So why use APT over YUM? The best argument is probably software availability. Many major third-party package Web sites such as http://freshrpms.net and the DAG RPM Repository (http://dag.wieers.com/home-made/apt/) are accessible via APT-RPM. Recently these sites have begun to add support for YUM as well, but APT is still more widely used, especially where less-mainstream RPM-based distributions are concerned.
Setting up an APT repository is similar to the process involved for building a YUM repository. You will need a working Web server and a fairly large area of disk space available to store RPMs. The command used by APT to build a repository is named "genbasedir" and is used in a similar way to yum-arch.
Of the two utilities, I prefer YUM. The differences are subtle, but YUM feels a bit lighter and ties in with Red Hat distributions tightly. If you're using another distribution however, APT is the only way to go: but there's no major downside to either option.
Building a YUM repository
The first repository you should build is a complete mirror of the RPMs for the distributions you'll be using YUM with.
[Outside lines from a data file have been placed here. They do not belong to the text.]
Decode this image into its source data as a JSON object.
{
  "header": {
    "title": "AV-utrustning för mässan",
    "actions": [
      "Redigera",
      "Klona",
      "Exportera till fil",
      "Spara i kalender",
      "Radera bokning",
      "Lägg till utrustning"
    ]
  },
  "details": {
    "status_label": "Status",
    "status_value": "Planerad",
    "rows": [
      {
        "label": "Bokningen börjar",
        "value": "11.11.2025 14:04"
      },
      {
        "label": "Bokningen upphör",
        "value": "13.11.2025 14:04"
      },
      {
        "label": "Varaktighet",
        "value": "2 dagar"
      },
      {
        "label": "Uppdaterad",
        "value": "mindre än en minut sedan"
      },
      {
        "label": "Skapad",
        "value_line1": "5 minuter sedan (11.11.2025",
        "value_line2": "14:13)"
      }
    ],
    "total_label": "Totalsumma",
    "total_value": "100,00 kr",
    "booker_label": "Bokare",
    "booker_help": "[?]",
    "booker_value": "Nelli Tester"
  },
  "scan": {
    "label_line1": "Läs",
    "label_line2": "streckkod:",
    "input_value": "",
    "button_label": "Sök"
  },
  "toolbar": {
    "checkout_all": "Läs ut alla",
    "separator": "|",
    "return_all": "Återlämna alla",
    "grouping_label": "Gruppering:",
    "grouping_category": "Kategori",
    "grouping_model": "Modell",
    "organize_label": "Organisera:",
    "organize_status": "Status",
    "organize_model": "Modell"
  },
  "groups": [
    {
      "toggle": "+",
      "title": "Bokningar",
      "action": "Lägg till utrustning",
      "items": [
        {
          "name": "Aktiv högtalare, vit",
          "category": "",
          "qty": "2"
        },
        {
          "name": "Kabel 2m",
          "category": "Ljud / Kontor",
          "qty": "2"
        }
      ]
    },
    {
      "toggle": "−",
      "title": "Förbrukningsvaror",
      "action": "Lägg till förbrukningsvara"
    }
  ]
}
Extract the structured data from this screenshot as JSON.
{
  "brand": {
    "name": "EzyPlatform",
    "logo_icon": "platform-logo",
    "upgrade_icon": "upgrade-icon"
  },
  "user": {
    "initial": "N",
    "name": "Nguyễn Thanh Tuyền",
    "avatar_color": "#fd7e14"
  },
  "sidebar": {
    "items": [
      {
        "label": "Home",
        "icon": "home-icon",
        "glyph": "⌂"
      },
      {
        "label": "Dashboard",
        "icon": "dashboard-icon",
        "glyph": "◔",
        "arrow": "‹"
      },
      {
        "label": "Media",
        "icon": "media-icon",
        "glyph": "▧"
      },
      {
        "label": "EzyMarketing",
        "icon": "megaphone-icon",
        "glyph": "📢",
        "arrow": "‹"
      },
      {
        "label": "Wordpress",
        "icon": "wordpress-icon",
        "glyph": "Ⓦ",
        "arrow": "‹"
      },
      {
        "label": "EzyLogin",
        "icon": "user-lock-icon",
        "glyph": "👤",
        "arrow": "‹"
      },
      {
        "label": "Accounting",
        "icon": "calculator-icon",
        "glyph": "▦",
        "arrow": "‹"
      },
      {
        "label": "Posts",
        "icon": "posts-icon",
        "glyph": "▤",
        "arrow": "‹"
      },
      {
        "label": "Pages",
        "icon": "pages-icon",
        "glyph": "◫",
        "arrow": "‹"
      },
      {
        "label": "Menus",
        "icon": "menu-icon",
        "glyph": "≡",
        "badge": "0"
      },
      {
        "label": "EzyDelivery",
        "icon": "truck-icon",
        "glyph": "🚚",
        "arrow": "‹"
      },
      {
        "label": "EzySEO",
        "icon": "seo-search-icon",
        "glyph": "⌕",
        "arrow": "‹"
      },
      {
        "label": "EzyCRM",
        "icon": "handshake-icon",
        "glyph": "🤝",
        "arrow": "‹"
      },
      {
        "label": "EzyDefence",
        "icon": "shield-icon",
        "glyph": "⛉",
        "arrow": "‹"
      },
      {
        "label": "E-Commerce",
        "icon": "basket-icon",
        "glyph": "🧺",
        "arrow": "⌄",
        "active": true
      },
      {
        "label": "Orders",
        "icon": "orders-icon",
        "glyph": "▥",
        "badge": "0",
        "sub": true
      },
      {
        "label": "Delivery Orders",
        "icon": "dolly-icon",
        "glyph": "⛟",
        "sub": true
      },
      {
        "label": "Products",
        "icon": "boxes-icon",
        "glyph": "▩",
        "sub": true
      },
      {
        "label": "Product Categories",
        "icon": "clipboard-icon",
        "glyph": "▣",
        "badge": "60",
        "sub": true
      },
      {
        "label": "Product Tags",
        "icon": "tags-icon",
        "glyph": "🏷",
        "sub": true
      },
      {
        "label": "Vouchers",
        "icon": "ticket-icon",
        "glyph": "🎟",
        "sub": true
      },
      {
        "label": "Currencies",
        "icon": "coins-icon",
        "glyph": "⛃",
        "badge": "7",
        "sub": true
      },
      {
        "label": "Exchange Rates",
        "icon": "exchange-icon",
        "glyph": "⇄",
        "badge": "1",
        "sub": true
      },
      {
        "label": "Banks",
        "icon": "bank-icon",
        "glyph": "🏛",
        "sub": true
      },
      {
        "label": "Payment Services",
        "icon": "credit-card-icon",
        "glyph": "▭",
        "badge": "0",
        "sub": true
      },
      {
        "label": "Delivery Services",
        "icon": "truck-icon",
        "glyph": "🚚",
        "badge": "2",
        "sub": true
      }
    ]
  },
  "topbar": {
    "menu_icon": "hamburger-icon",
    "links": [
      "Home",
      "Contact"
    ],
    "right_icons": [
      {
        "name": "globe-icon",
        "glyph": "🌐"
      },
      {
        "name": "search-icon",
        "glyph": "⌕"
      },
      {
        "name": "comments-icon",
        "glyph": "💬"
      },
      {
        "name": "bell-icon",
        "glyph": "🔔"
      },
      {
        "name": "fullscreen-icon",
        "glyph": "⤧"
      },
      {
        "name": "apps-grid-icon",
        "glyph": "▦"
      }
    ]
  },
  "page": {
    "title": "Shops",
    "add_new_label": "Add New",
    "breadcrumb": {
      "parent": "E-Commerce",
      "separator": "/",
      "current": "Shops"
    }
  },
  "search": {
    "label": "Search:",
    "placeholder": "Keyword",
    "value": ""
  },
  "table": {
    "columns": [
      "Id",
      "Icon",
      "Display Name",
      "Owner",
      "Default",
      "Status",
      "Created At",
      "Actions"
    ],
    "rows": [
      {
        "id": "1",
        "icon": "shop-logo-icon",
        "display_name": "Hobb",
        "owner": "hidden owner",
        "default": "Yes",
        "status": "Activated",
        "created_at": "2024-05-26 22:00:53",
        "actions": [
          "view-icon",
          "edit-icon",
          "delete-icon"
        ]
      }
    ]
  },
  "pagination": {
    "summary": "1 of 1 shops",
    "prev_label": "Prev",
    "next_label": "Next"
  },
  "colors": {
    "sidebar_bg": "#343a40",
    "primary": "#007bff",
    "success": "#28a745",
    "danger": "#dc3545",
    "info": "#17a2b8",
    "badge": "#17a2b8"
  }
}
This comes in handy, mostly for resolving obscure dependencies for RPMs you'll be installing from other repositories. You never know when a package will rely on a set of fonts that isn't usually installed. To build this repository, simply copy the contents of the RPMS directory from each CD of your distribution to a directory on your hard disk, for example /yumdata/fedora/core/2/os.
Once you've collected all of the RPMs together, type the following command to build the repository:
$ yum-arch /var/html/www/yumdata/fedora/core/2/os
If you add RPMs to this directory later on, re-run this command to update the list of available packages.
Using the same method, you can now build other repositories containing extra software and distribution updates with the same command. A good idea would be to collect your favourite add-on software, for example MP3 plug-ins and media players such as MPlayer, into a directory for easy deployment to all of your systems.
Once your repositories are built, add entries to each client's /etc/yum.conf file and you're done.
|Distributions supported by YUM
Red Hat Linux 7.3-9.0
Fedora Core 1 & 2 Red Hat Enterprise Linux Mandrake Linux 9.2
Alastair Cousins is a System Administrator by trade and was first attracted to Linux in 1994 after discovering it was not only free, but included a port of DOOM. In his spare time he records music while keeping up an unhealthy dependency on coffee.